*TASK TO COMPLETE:*
Whatever the records hold, copy it exactly and completely.

Element data from apps and pages:
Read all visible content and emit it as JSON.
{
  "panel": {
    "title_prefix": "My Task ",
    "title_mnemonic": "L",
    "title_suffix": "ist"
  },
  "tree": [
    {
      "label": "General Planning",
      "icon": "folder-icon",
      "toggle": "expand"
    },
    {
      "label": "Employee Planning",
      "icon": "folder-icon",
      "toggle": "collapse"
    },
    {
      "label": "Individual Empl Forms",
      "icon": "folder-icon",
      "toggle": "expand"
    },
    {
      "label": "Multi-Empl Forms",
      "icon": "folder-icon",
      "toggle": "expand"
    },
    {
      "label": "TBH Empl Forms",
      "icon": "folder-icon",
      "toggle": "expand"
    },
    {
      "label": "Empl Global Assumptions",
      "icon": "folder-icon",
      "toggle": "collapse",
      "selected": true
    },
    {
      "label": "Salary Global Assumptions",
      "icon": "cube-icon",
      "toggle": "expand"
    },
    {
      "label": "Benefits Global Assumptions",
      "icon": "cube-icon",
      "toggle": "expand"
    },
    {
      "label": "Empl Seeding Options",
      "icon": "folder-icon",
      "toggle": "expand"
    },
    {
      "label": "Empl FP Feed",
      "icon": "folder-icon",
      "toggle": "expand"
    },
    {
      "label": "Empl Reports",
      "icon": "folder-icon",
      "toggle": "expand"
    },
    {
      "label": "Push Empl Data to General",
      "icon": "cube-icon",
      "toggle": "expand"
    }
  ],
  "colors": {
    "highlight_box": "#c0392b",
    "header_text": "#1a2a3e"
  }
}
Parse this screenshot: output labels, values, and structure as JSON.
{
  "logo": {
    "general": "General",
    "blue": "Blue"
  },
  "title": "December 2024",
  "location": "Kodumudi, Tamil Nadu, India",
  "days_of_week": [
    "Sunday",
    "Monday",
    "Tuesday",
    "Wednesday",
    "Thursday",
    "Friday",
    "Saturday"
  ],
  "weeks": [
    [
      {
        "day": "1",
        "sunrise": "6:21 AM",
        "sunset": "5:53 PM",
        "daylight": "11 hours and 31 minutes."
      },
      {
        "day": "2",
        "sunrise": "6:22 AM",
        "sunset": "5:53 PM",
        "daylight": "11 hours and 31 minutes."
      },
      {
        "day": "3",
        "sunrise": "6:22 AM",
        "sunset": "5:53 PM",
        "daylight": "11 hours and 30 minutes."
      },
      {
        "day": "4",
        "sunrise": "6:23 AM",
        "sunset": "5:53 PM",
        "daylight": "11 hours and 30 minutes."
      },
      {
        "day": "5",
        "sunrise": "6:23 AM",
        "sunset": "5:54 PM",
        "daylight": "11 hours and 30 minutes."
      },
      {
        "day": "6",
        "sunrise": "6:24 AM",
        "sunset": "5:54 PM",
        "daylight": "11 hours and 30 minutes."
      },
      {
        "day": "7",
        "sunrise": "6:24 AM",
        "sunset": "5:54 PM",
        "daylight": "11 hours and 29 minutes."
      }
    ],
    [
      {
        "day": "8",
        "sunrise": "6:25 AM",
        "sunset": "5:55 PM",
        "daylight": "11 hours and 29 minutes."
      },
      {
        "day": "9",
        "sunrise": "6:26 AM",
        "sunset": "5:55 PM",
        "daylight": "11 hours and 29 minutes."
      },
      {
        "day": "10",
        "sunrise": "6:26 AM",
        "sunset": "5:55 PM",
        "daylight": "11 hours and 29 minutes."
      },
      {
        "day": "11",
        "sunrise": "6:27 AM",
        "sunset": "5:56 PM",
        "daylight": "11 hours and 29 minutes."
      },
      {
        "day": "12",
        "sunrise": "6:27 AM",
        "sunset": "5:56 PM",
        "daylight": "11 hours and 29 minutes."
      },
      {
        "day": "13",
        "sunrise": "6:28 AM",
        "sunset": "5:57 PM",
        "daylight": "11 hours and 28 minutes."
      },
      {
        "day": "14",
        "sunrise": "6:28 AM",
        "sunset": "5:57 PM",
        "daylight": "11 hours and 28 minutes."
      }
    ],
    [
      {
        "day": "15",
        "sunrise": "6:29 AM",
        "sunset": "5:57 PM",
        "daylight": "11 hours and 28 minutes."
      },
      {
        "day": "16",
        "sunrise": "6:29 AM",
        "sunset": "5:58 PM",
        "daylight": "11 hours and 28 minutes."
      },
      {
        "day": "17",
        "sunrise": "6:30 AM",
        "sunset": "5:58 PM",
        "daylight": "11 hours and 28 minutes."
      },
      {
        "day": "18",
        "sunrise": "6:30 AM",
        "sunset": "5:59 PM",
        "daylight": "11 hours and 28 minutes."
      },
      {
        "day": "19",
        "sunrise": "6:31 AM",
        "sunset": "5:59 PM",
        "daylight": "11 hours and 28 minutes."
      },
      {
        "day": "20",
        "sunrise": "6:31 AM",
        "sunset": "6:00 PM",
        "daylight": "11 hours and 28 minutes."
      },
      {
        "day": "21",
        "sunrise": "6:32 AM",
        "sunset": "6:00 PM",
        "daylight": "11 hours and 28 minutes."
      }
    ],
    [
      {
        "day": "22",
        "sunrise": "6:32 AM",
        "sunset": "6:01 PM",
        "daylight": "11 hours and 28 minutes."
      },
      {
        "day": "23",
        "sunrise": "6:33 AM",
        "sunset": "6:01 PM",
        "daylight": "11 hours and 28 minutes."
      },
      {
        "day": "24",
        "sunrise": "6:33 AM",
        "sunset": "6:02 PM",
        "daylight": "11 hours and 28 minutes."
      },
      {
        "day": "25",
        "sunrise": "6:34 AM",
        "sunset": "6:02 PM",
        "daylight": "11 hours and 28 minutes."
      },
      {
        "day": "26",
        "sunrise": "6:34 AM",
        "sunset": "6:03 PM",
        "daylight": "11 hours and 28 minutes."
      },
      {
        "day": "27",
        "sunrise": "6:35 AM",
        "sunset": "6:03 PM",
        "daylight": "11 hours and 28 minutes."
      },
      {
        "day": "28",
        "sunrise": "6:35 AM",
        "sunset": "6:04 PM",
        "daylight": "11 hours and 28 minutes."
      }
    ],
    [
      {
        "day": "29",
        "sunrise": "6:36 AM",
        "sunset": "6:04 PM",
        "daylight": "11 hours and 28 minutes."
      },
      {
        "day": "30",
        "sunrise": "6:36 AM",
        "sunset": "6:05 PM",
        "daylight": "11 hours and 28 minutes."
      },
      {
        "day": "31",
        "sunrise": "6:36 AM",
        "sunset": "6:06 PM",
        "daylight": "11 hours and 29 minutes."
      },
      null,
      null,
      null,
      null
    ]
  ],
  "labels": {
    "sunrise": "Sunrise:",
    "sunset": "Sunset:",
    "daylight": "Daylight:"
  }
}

*TASK ANSWER:*
Read all visible content and emit it as JSON.
{
  "panel": {
    "title_prefix": "My Task ",
    "title_mnemonic": "L",
    "title_suffix": "ist"
  },
  "tree": [
    {
      "label": "General Planning",
      "icon": "folder-icon",
      "toggle": "expand"
    },
    {
      "label": "Employee Planning",
      "icon": "folder-icon",
      "toggle": "collapse"
    },
    {
      "label": "Individual Empl Forms",
      "icon": "folder-icon",
      "toggle": "expand"
    },
    {
      "label": "Multi-Empl Forms",
      "icon": "folder-icon",
      "toggle": "expand"
    },
    {
      "label": "TBH Empl Forms",
      "icon": "folder-icon",
      "toggle": "expand"
    },
    {
      "label": "Empl Global Assumptions",
      "icon": "folder-icon",
      "toggle": "collapse",
      "selected": true
    },
    {
      "label": "Salary Global Assumptions",
      "icon": "cube-icon",
      "toggle": "expand"
    },
    {
      "label": "Benefits Global Assumptions",
      "icon": "cube-icon",
      "toggle": "expand"
    },
    {
      "label": "Empl Seeding Options",
      "icon": "folder-icon",
      "toggle": "expand"
    },
    {
      "label": "Empl FP Feed",
      "icon": "folder-icon",
      "toggle": "expand"
    },
    {
      "label": "Empl Reports",
      "icon": "folder-icon",
      "toggle": "expand"
    },
    {
      "label": "Push Empl Data to General",
      "icon": "cube-icon",
      "toggle": "expand"
    }
  ],
  "colors": {
    "highlight_box": "#c0392b",
    "header_text": "#1a2a3e"
  }
}
Parse this screenshot: output labels, values, and structure as JSON.
{
  "logo": {
    "general": "General",
    "blue": "Blue"
  },
  "title": "December 2024",
  "location": "Kodumudi, Tamil Nadu, India",
  "days_of_week": [
    "Sunday",
    "Monday",
    "Tuesday",
    "Wednesday",
    "Thursday",
    "Friday",
    "Saturday"
  ],
  "weeks": [
    [
      {
        "day": "1",
        "sunrise": "6:21 AM",
        "sunset": "5:53 PM",
        "daylight": "11 hours and 31 minutes."
      },
      {
        "day": "2",
        "sunrise": "6:22 AM",
        "sunset": "5:53 PM",
        "daylight": "11 hours and 31 minutes."
      },
      {
        "day": "3",
        "sunrise": "6:22 AM",
        "sunset": "5:53 PM",
        "daylight": "11 hours and 30 minutes."
      },
      {
        "day": "4",
        "sunrise": "6:23 AM",
        "sunset": "5:53 PM",
        "daylight": "11 hours and 30 minutes."
      },
      {
        "day": "5",
        "sunrise": "6:23 AM",
        "sunset": "5:54 PM",
        "daylight": "11 hours and 30 minutes."
      },
      {
        "day": "6",
        "sunrise": "6:24 AM",
        "sunset": "5:54 PM",
        "daylight": "11 hours and 30 minutes."
      },
      {
        "day": "7",
        "sunrise": "6:24 AM",
        "sunset": "5:54 PM",
        "daylight": "11 hours and 29 minutes."
      }
    ],
    [
      {
        "day": "8",
        "sunrise": "6:25 AM",
        "sunset": "5:55 PM",
        "daylight": "11 hours and 29 minutes."
      },
      {
        "day": "9",
        "sunrise": "6:26 AM",
        "sunset": "5:55 PM",
        "daylight": "11 hours and 29 minutes."
      },
      {
        "day": "10",
        "sunrise": "6:26 AM",
        "sunset": "5:55 PM",
        "daylight": "11 hours and 29 minutes."
      },
      {
        "day": "11",
        "sunrise": "6:27 AM",
        "sunset": "5:56 PM",
        "daylight": "11 hours and 29 minutes."
      },
      {
        "day": "12",
        "sunrise": "6:27 AM",
        "sunset": "5:56 PM",
        "daylight": "11 hours and 29 minutes."
      },
      {
        "day": "13",
        "sunrise": "6:28 AM",
        "sunset": "5:57 PM",
        "daylight": "11 hours and 28 minutes."
      },
      {
        "day": "14",
        "sunrise": "6:28 AM",
        "sunset": "5:57 PM",
        "daylight": "11 hours and 28 minutes."
      }
    ],
    [
      {
        "day": "15",
        "sunrise": "6:29 AM",
        "sunset": "5:57 PM",
        "daylight": "11 hours and 28 minutes."
      },
      {
        "day": "16",
        "sunrise": "6:29 AM",
        "sunset": "5:58 PM",
        "daylight": "11 hours and 28 minutes."
      },
      {
        "day": "17",
        "sunrise": "6:30 AM",
        "sunset": "5:58 PM",
        "daylight": "11 hours and 28 minutes."
      },
      {
        "day": "18",
        "sunrise": "6:30 AM",
        "sunset": "5:59 PM",
        "daylight": "11 hours and 28 minutes."
      },
      {
        "day": "19",
        "sunrise": "6:31 AM",
        "sunset": "5:59 PM",
        "daylight": "11 hours and 28 minutes."
      },
      {
        "day": "20",
        "sunrise": "6:31 AM",
        "sunset": "6:00 PM",
        "daylight": "11 hours and 28 minutes."
      },
      {
        "day": "21",
        "sunrise": "6:32 AM",
        "sunset": "6:00 PM",
        "daylight": "11 hours and 28 minutes."
      }
    ],
    [
      {
        "day": "22",
        "sunrise": "6:32 AM",
        "sunset": "6:01 PM",
        "daylight": "11 hours and 28 minutes."
      },
      {
        "day": "23",
        "sunrise": "6:33 AM",
        "sunset": "6:01 PM",
        "daylight": "11 hours and 28 minutes."
      },
      {
        "day": "24",
        "sunrise": "6:33 AM",
        "sunset": "6:02 PM",
        "daylight": "11 hours and 28 minutes."
      },
      {
        "day": "25",
        "sunrise": "6:34 AM",
        "sunset": "6:02 PM",
        "daylight": "11 hours and 28 minutes."
      },
      {
        "day": "26",
        "sunrise": "6:34 AM",
        "sunset": "6:03 PM",
        "daylight": "11 hours and 28 minutes."
      },
      {
        "day": "27",
        "sunrise": "6:35 AM",
        "sunset": "6:03 PM",
        "daylight": "11 hours and 28 minutes."
      },
      {
        "day": "28",
        "sunrise": "6:35 AM",
        "sunset": "6:04 PM",
        "daylight": "11 hours and 28 minutes."
      }
    ],
    [
      {
        "day": "29",
        "sunrise": "6:36 AM",
        "sunset": "6:04 PM",
        "daylight": "11 hours and 28 minutes."
      },
      {
        "day": "30",
        "sunrise": "6:36 AM",
        "sunset": "6:05 PM",
        "daylight": "11 hours and 28 minutes."
      },
      {
        "day": "31",
        "sunrise": "6:36 AM",
        "sunset": "6:06 PM",
        "daylight": "11 hours and 29 minutes."
      },
      null,
      null,
      null,
      null
    ]
  ],
  "labels": {
    "sunrise": "Sunrise:",
    "sunset": "Sunset:",
    "daylight": "Daylight:"
  }
}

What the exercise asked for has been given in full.